Exercise requirements - Apart from the pictures, which must be omitted, restate the data exactly.

Working data -
* * * *

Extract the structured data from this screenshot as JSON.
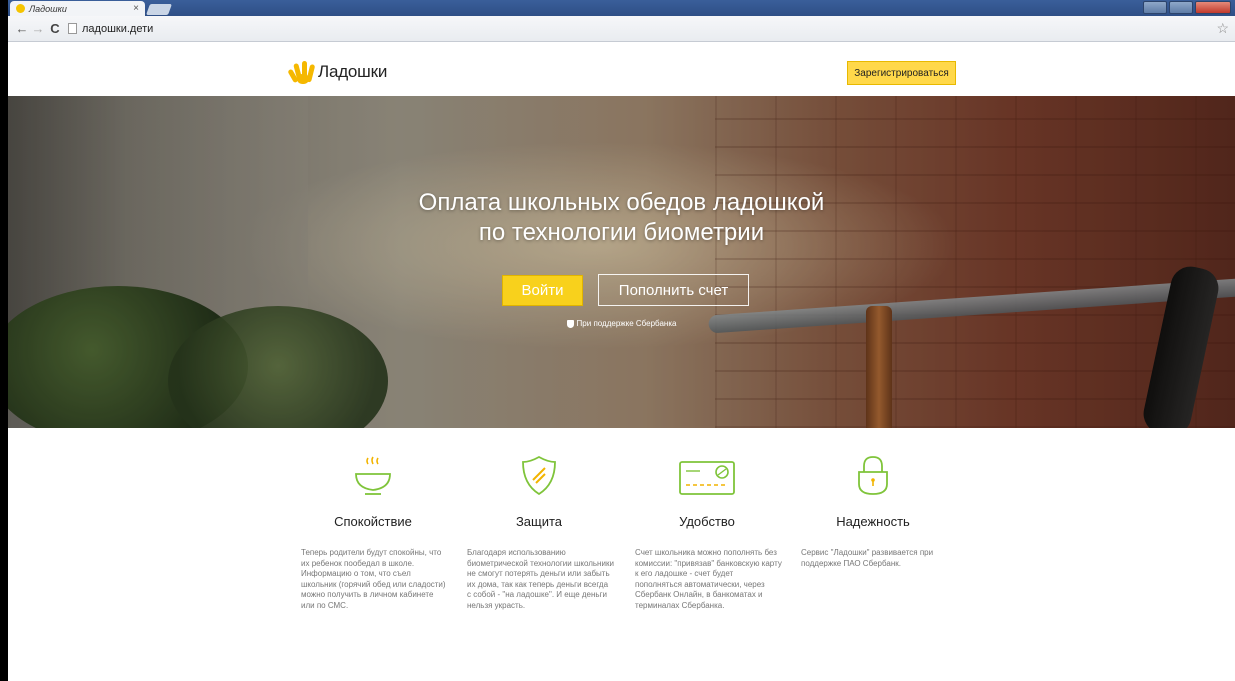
{
  "browser": {
    "tab_title": "Ладошки",
    "tab_close": "×",
    "url": "ладошки.дети",
    "back": "←",
    "forward": "→",
    "reload": "C",
    "bookmark": "☆"
  },
  "header": {
    "logo_text": "Ладошки",
    "register_label": "Зарегистрироваться"
  },
  "hero": {
    "title_line1": "Оплата школьных обедов ладошкой",
    "title_line2": "по технологии биометрии",
    "login_label": "Войти",
    "topup_label": "Пополнить счет",
    "support_text": "При поддержке Сбербанка"
  },
  "colors": {
    "accent": "#f8d11c",
    "icon_green": "#7fc43a"
  },
  "features": [
    {
      "icon": "soup-bowl-icon",
      "title": "Спокойствие",
      "text": "Теперь родители будут спокойны, что их ребенок пообедал в школе. Информацию о том, что съел школьник (горячий обед или сладости) можно получить в личном кабинете или по СМС."
    },
    {
      "icon": "shield-icon",
      "title": "Защита",
      "text": "Благодаря использованию биометрической технологии школьники не смогут потерять деньги или забыть их дома, так как теперь деньги всегда с собой - \"на ладошке\". И еще деньги нельзя украсть."
    },
    {
      "icon": "bank-card-icon",
      "title": "Удобство",
      "text": "Счет школьника можно пополнять без комиссии: \"привязав\" банковскую карту к его ладошке - счет будет пополняться автоматически, через Сбербанк Онлайн, в банкоматах и терминалах Сбербанка."
    },
    {
      "icon": "padlock-icon",
      "title": "Надежность",
      "text": "Сервис \"Ладошки\" развивается при поддержке ПАО Сбербанк."
    }
  ]
}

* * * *

Response to this exercise -
Extract the structured data from this screenshot as JSON.
{
  "browser": {
    "tab_title": "Ладошки",
    "tab_close": "×",
    "url": "ладошки.дети",
    "back": "←",
    "forward": "→",
    "reload": "C",
    "bookmark": "☆"
  },
  "header": {
    "logo_text": "Ладошки",
    "register_label": "Зарегистрироваться"
  },
  "hero": {
    "title_line1": "Оплата школьных обедов ладошкой",
    "title_line2": "по технологии биометрии",
    "login_label": "Войти",
    "topup_label": "Пополнить счет",
    "support_text": "При поддержке Сбербанка"
  },
  "colors": {
    "accent": "#f8d11c",
    "icon_green": "#7fc43a"
  },
  "features": [
    {
      "icon": "soup-bowl-icon",
      "title": "Спокойствие",
      "text": "Теперь родители будут спокойны, что их ребенок пообедал в школе. Информацию о том, что съел школьник (горячий обед или сладости) можно получить в личном кабинете или по СМС."
    },
    {
      "icon": "shield-icon",
      "title": "Защита",
      "text": "Благодаря использованию биометрической технологии школьники не смогут потерять деньги или забыть их дома, так как теперь деньги всегда с собой - \"на ладошке\". И еще деньги нельзя украсть."
    },
    {
      "icon": "bank-card-icon",
      "title": "Удобство",
      "text": "Счет школьника можно пополнять без комиссии: \"привязав\" банковскую карту к его ладошке - счет будет пополняться автоматически, через Сбербанк Онлайн, в банкоматах и терминалах Сбербанка."
    },
    {
      "icon": "padlock-icon",
      "title": "Надежность",
      "text": "Сервис \"Ладошки\" развивается при поддержке ПАО Сбербанк."
    }
  ]
}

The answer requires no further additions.